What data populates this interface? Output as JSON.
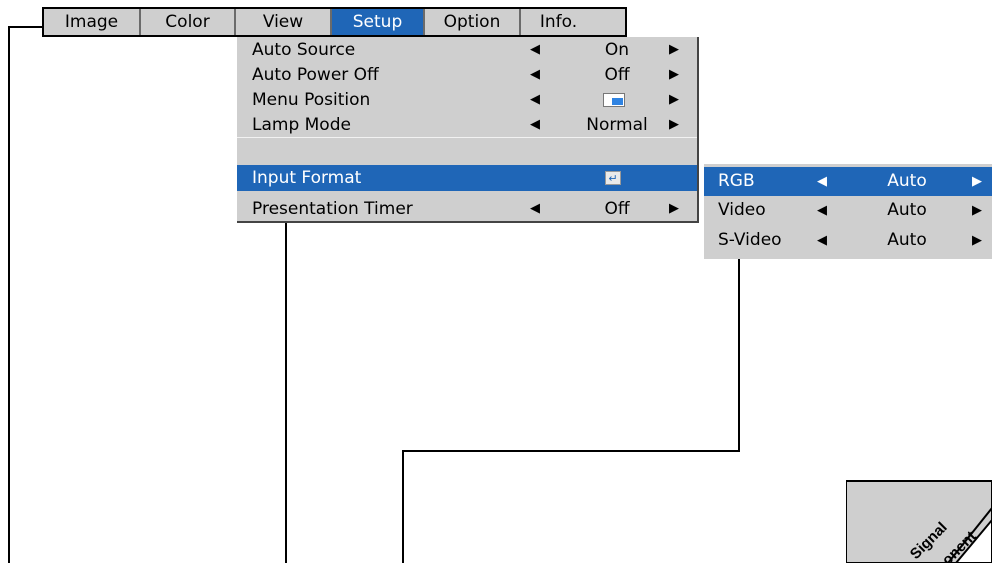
{
  "menubar": {
    "tabs": [
      {
        "label": "Image"
      },
      {
        "label": "Color"
      },
      {
        "label": "View"
      },
      {
        "label": "Setup"
      },
      {
        "label": "Option"
      },
      {
        "label": "Info."
      }
    ],
    "active_tab": "Setup"
  },
  "setup_menu": {
    "items": [
      {
        "label": "Auto Source",
        "value": "On"
      },
      {
        "label": "Auto Power Off",
        "value": "Off"
      },
      {
        "label": "Menu Position",
        "value_icon": "menu-position-icon"
      },
      {
        "label": "Lamp Mode",
        "value": "Normal"
      },
      {
        "label": "Input Format",
        "value_icon": "enter-icon"
      },
      {
        "label": "Presentation Timer",
        "value": "Off"
      }
    ]
  },
  "input_format_submenu": {
    "items": [
      {
        "label": "RGB",
        "value": "Auto"
      },
      {
        "label": "Video",
        "value": "Auto"
      },
      {
        "label": "S-Video",
        "value": "Auto"
      }
    ]
  },
  "arrows": {
    "left": "◀",
    "right": "▶"
  },
  "enter_glyph": "↵",
  "corner_labels": {
    "line1": "Signal",
    "line2": "onent"
  },
  "colors": {
    "menu_bg": "#cfcfcf",
    "selected_bg": "#1f66b7",
    "selected_text": "#ffffff"
  }
}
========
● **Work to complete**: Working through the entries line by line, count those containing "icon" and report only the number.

● **Exercise response**: 2